Page and application data records
....

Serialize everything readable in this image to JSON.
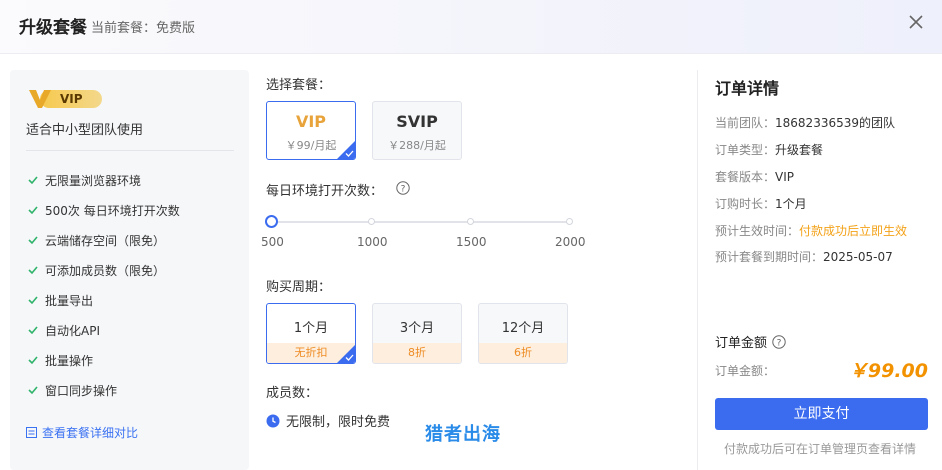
{
  "header": {
    "title": "升级套餐",
    "current_plan": "当前套餐：免费版",
    "close_icon": "close-icon"
  },
  "left_panel": {
    "badge": "VIP",
    "description": "适合中小型团队使用",
    "features": [
      "无限量浏览器环境",
      "500次 每日环境打开次数",
      "云端储存空间（限免）",
      "可添加成员数（限免）",
      "批量导出",
      "自动化API",
      "批量操作",
      "窗口同步操作"
    ],
    "compare_link": "查看套餐详细对比"
  },
  "plan_select": {
    "label": "选择套餐：",
    "options": [
      {
        "name": "VIP",
        "price": "￥99/月起",
        "selected": true
      },
      {
        "name": "SVIP",
        "price": "￥288/月起",
        "selected": false
      }
    ]
  },
  "daily_opens": {
    "label": "每日环境打开次数：",
    "ticks": [
      "500",
      "1000",
      "1500",
      "2000"
    ],
    "value": 500
  },
  "period": {
    "label": "购买周期：",
    "options": [
      {
        "name": "1个月",
        "discount": "无折扣",
        "selected": true
      },
      {
        "name": "3个月",
        "discount": "8折",
        "selected": false
      },
      {
        "name": "12个月",
        "discount": "6折",
        "selected": false
      }
    ]
  },
  "members": {
    "label": "成员数：",
    "value": "无限制，限时免费"
  },
  "watermark": "猎者出海",
  "order": {
    "title": "订单详情",
    "rows": [
      {
        "label": "当前团队：",
        "value": "18682336539的团队"
      },
      {
        "label": "订单类型：",
        "value": "升级套餐"
      },
      {
        "label": "套餐版本：",
        "value": "VIP"
      },
      {
        "label": "订购时长：",
        "value": "1个月"
      },
      {
        "label": "预计生效时间：",
        "value": "付款成功后立即生效"
      },
      {
        "label": "预计套餐到期时间：",
        "value": "2025-05-07"
      }
    ],
    "amount_title": "订单金额",
    "amount_label": "订单金额：",
    "amount_value": "￥99.00",
    "pay_button": "立即支付",
    "pay_note": "付款成功后可在订单管理页查看详情"
  },
  "colors": {
    "accent": "#3b6cf0",
    "price_orange": "#f29200",
    "discount_orange": "#ee8c24",
    "vip_gold": "#f7c94d"
  }
}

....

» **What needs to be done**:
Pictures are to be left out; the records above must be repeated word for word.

» **Reply**:
Serialize everything readable in this image to JSON.
{
  "header": {
    "title": "升级套餐",
    "current_plan": "当前套餐：免费版",
    "close_icon": "close-icon"
  },
  "left_panel": {
    "badge": "VIP",
    "description": "适合中小型团队使用",
    "features": [
      "无限量浏览器环境",
      "500次 每日环境打开次数",
      "云端储存空间（限免）",
      "可添加成员数（限免）",
      "批量导出",
      "自动化API",
      "批量操作",
      "窗口同步操作"
    ],
    "compare_link": "查看套餐详细对比"
  },
  "plan_select": {
    "label": "选择套餐：",
    "options": [
      {
        "name": "VIP",
        "price": "￥99/月起",
        "selected": true
      },
      {
        "name": "SVIP",
        "price": "￥288/月起",
        "selected": false
      }
    ]
  },
  "daily_opens": {
    "label": "每日环境打开次数：",
    "ticks": [
      "500",
      "1000",
      "1500",
      "2000"
    ],
    "value": 500
  },
  "period": {
    "label": "购买周期：",
    "options": [
      {
        "name": "1个月",
        "discount": "无折扣",
        "selected": true
      },
      {
        "name": "3个月",
        "discount": "8折",
        "selected": false
      },
      {
        "name": "12个月",
        "discount": "6折",
        "selected": false
      }
    ]
  },
  "members": {
    "label": "成员数：",
    "value": "无限制，限时免费"
  },
  "watermark": "猎者出海",
  "order": {
    "title": "订单详情",
    "rows": [
      {
        "label": "当前团队：",
        "value": "18682336539的团队"
      },
      {
        "label": "订单类型：",
        "value": "升级套餐"
      },
      {
        "label": "套餐版本：",
        "value": "VIP"
      },
      {
        "label": "订购时长：",
        "value": "1个月"
      },
      {
        "label": "预计生效时间：",
        "value": "付款成功后立即生效"
      },
      {
        "label": "预计套餐到期时间：",
        "value": "2025-05-07"
      }
    ],
    "amount_title": "订单金额",
    "amount_label": "订单金额：",
    "amount_value": "￥99.00",
    "pay_button": "立即支付",
    "pay_note": "付款成功后可在订单管理页查看详情"
  },
  "colors": {
    "accent": "#3b6cf0",
    "price_orange": "#f29200",
    "discount_orange": "#ee8c24",
    "vip_gold": "#f7c94d"
  }
}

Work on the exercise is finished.